If prison officers become involved in assisting with injections of antipsychotic and like medication, significant risks such as over-sedation and the possibility positional asphyxia through physical restraint arise; risks that are very carefully managed in psychiatric hospitals every day. The conflation of clinical and custodial roles would also upset the delicate balance that allows clinical psychiatric services to function in prison settings in humane and effective way: there would be a loss of therapeutic trust between prisoners and clinicians who work in prisons, necessary to manage risks such as suicide and self-harm, as the latter become seen as just part of the prison system. Prisoners would soon learn that disclosing mental distress may, ultimately, result in their being administered forcible medication in a non-therapeutic setting, such that they would not disclose symptoms at an early and more readily treatable stage.
The Way Forward
The Victorian Ombudsman made it clear that:
“the number of specialised mental health facilities in Victorian prisons are inadequate to meet the needs of prisoners with mental health issues. This results in an increased risk to the safety of the prisoner, staff and other prisoners” (p. 149).
The best way to stop reoffending is to take a justice reinvestment approach. Resources should be put in to adequate treatment programs and more secure hospital beds. Otherwise, the endless cycle of reoffending will continue.

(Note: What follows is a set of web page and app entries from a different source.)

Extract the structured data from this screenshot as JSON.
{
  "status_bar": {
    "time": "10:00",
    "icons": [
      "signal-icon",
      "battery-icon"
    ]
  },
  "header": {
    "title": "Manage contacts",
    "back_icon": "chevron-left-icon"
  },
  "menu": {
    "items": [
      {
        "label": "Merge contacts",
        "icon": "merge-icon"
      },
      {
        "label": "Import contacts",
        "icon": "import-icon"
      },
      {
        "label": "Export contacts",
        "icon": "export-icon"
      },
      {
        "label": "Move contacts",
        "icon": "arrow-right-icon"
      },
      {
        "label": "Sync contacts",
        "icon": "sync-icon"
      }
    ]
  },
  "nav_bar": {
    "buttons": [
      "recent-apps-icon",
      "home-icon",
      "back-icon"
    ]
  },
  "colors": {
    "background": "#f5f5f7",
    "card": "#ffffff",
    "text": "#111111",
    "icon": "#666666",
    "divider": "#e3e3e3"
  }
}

Professor Bernadette McSherry is Foundation Director, Melbourne Social Equity Institute and Adjunct Professor of Law, Melbourne Law School. Andrew Carroll is Associated Professor at the Centre for Forensic Behavioural Science, Swinburne University and a consultant forensic psychiatrist.